The power transmission elements according to
One possible arrangement of the power transmission elements with regard to the longitudinal axis 3 is apparent from
According to a further embodiment of the invention, not shown, the power transmission elements includes annular grooves in the front faces 5, 5′, which interact with rings shaped in a complementary manner. The advantage of this embodiment is in the possibility of in each case arranging the annular grooves and rings concentrically around the tension anchor 8, resulting in a highly space-saving mode of action, which comes into play especially in the case of rotors with small diameters.
Likewise not shown is an embodiment in which the power transmission elements have radially extending grooves in the front face of a rotor disc, into which complementary shaped, radially positioned strips mesh into the corresponding front face of an adjacent rotor disc.
All described types of power transmission elements lead to an intermeshing between the individual rotor discs 4, 4′, as a result of which together with the tension anchors 8 a quasi-monolithic, but nevertheless separable structure is formed, sitting on the drive shaft 2.
Frictional connection elements in the form of one or more clamping sets 15 serve to transfer the driving forces from the drive shaft 2 to the rotor discs 4, 4′.
In this annular space, axially opposite tapered rings 20 and 21 are placed, the tapered surfaces of which interact with the oblique insides of the pressure rings 18 and 19. The two tapered rings 20 and 21 are penetrated by a plurality of clamping screws 22, wherein a relative movement of the tapered ring 20 in the direction of the tapered ring 21 is initiated by tightening the clamping screws 22. As a result, radial spreading of the pressure sleeve 17 takes place, and thus the production of a frictional connection in the contact surfaces between the pressure sleeves 17 and the drive shafts 2 on one hand and the pressure sleeves 17 and the rotor shaft 4 on the other hand.

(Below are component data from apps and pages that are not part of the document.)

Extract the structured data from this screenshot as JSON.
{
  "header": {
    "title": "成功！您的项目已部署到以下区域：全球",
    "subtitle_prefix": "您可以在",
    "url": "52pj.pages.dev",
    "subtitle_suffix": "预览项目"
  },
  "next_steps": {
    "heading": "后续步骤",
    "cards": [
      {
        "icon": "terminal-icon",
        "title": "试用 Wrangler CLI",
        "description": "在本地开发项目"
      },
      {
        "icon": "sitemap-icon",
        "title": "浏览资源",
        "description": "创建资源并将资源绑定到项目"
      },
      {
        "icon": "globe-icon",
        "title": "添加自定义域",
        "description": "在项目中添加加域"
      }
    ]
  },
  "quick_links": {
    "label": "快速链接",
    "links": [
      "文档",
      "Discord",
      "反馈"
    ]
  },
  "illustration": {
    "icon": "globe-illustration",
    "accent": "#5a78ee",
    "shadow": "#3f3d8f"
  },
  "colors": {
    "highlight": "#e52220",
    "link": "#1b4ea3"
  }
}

The frictional force arising as a consequence of the radial pressure, the size of the power transmission surface and the coefficient of friction can be transferred as a maximum driving torque to the rotor discs 4. By suitably tightening the clamping screws 22 it is thus possible to set the maximum force that can be transferred to the rotor discs 4 by the drive shaft 2. If this force is exceeded, for example by blockage of the rotor disc 4, this force is exceeded, and slippage occurs between the drive shaft 2 and rotor discs 4, preventing major damage to the rotor 1.
The embodiment of a rotor 1 shown in
The invention being thus described, it will be obvious that the same may be varied in many ways. Such variations are not to be regarded as a departure from the spirit and scope of the invention, and all such modifications as would be obvious to one skilled in the art are to be included within the scope of the following claims.